▶ **Work request**: When a line of the entries contains the word "icon", report that line.

============

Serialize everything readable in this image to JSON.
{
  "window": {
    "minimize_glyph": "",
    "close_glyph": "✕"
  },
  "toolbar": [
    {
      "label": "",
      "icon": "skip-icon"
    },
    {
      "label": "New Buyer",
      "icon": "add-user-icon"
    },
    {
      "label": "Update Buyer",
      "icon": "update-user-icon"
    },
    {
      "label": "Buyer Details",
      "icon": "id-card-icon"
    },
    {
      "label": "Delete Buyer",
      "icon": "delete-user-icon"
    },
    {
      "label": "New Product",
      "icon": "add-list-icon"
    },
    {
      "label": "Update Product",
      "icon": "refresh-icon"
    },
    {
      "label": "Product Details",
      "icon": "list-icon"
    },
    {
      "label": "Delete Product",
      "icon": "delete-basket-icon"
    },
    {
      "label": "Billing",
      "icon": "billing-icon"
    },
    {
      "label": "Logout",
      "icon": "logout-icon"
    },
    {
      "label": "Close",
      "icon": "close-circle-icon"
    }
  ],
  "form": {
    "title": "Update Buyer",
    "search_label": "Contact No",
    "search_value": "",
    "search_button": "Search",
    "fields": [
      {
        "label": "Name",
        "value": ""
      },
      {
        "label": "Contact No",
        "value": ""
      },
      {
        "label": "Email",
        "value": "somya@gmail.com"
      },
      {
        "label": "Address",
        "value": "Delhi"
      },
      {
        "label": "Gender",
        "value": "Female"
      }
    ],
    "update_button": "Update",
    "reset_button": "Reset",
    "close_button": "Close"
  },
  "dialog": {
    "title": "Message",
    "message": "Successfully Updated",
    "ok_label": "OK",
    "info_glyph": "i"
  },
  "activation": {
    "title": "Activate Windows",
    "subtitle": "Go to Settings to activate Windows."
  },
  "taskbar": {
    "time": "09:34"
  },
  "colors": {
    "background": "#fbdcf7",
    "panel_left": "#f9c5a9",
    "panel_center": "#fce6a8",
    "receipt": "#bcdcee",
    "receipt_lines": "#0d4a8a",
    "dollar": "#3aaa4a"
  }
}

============

▶ **The answer**:
      "icon": "skip-icon"
      "icon": "add-user-icon"
      "icon": "update-user-icon"
      "icon": "id-card-icon"
      "icon": "delete-user-icon"
      "icon": "add-list-icon"
      "icon": "refresh-icon"
      "icon": "list-icon"
      "icon": "delete-basket-icon"
      "icon": "billing-icon"
      "icon": "logout-icon"
      "icon": "close-circle-icon"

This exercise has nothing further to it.